[[ DATA FOR THIS TASK, beginning ]]

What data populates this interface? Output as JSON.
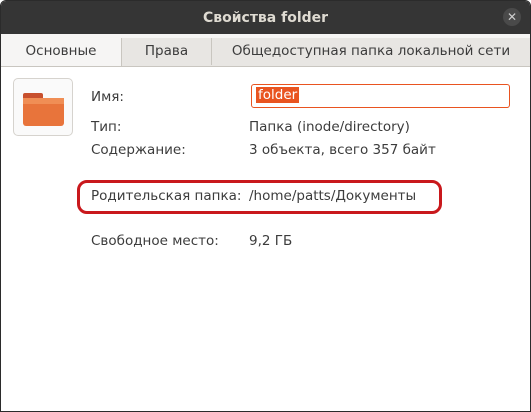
{
  "window": {
    "title": "Свойства folder"
  },
  "tabs": [
    {
      "label": "Основные"
    },
    {
      "label": "Права"
    },
    {
      "label": "Общедоступная папка локальной сети"
    }
  ],
  "general": {
    "name_label": "Имя:",
    "name_value": "folder",
    "type_label": "Тип:",
    "type_value": "Папка (inode/directory)",
    "contents_label": "Содержание:",
    "contents_value": "3 объекта, всего 357 байт",
    "parent_label": "Родительская папка:",
    "parent_value": "/home/patts/Документы",
    "free_label": "Свободное место:",
    "free_value": "9,2 ГБ"
  },
  "icons": {
    "close": "close-icon",
    "folder": "folder-icon"
  },
  "colors": {
    "accent": "#e95420",
    "highlight": "#c9181c",
    "titlebar": "#353535"
  }
}
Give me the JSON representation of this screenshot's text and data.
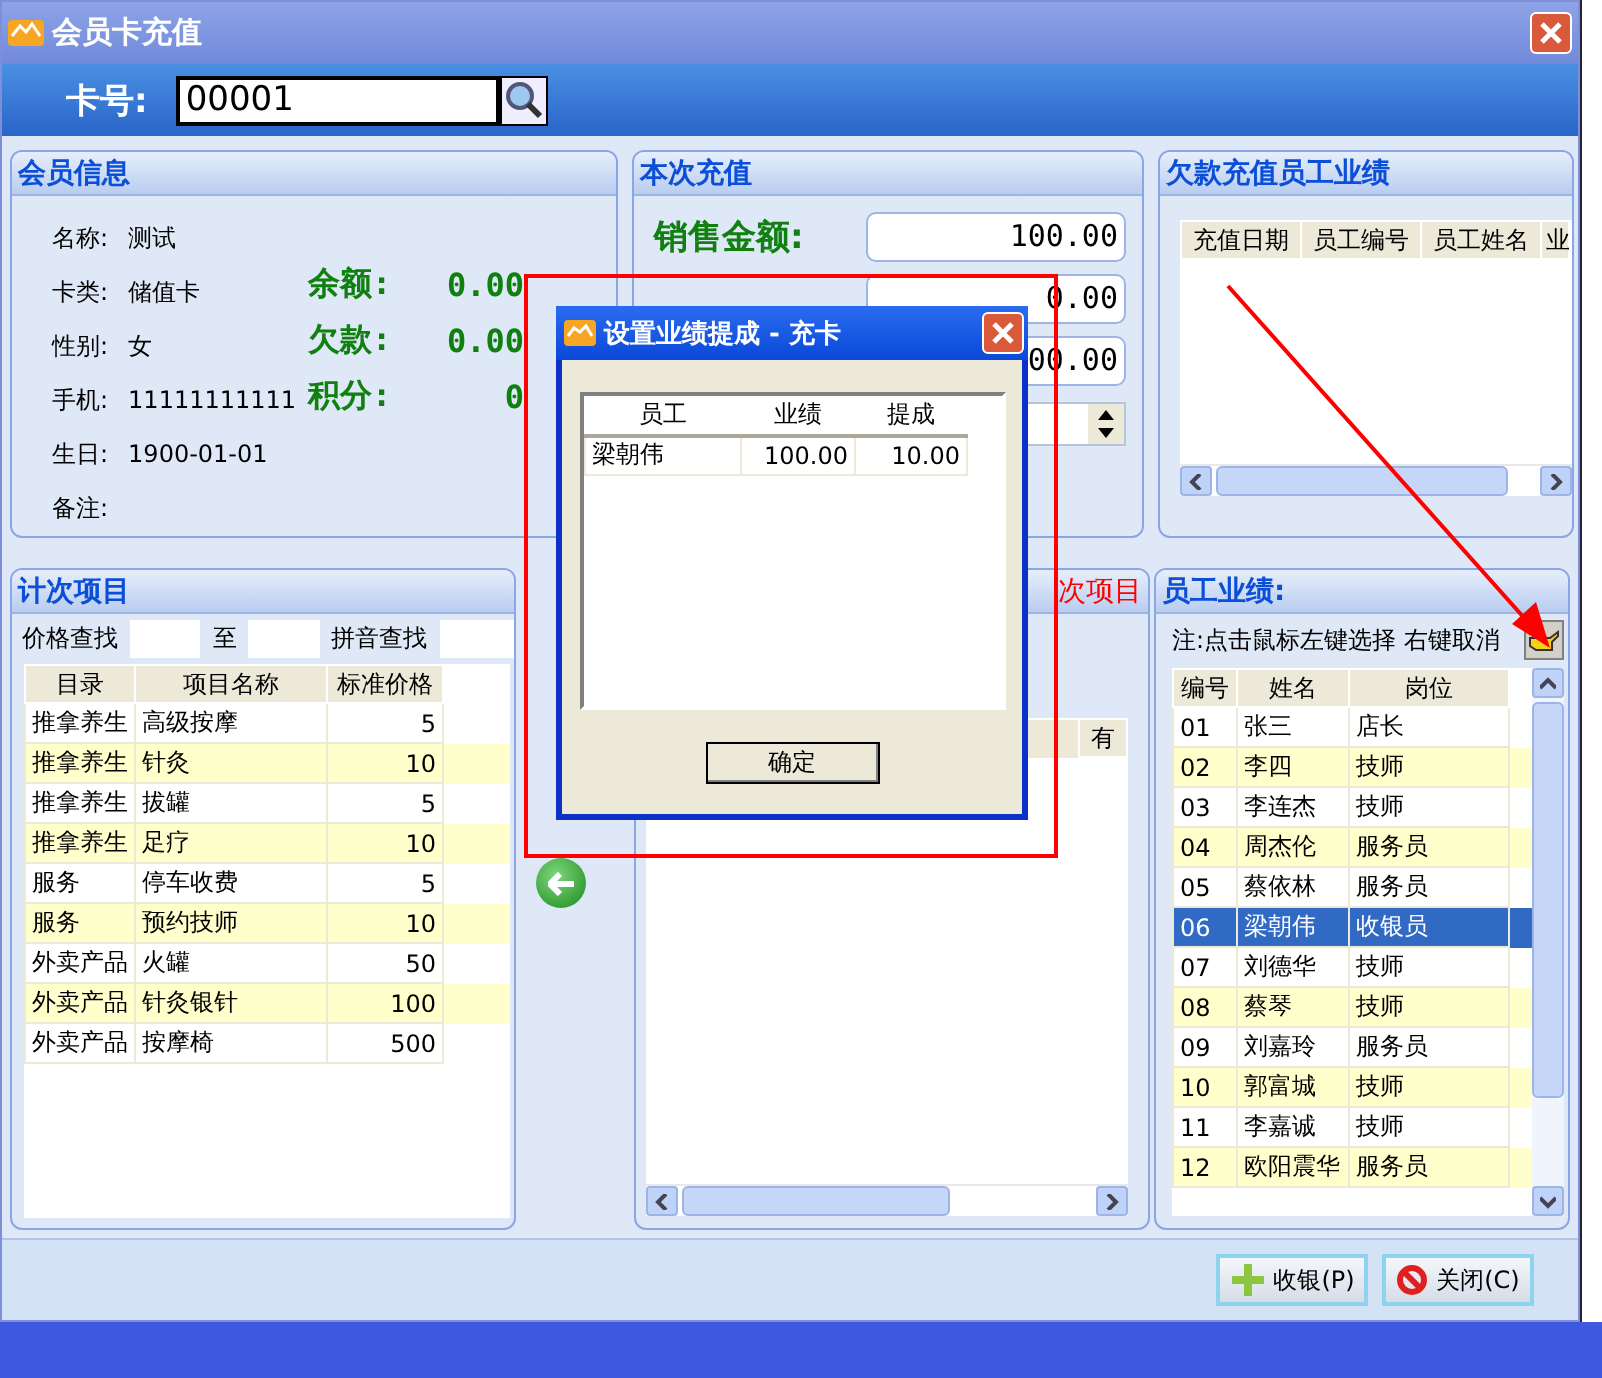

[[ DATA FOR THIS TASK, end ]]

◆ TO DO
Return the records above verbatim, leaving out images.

◆ ANSWER FOR THIS EXERCISE
What data populates this interface? Output as JSON.
{
  "window": {
    "title": "Свойства folder"
  },
  "tabs": [
    {
      "label": "Основные"
    },
    {
      "label": "Права"
    },
    {
      "label": "Общедоступная папка локальной сети"
    }
  ],
  "general": {
    "name_label": "Имя:",
    "name_value": "folder",
    "type_label": "Тип:",
    "type_value": "Папка (inode/directory)",
    "contents_label": "Содержание:",
    "contents_value": "3 объекта, всего 357 байт",
    "parent_label": "Родительская папка:",
    "parent_value": "/home/patts/Документы",
    "free_label": "Свободное место:",
    "free_value": "9,2 ГБ"
  },
  "icons": {
    "close": "close-icon",
    "folder": "folder-icon"
  },
  "colors": {
    "accent": "#e95420",
    "highlight": "#c9181c",
    "titlebar": "#353535"
  }
}
Give me the JSON representation of this screenshot's text and data.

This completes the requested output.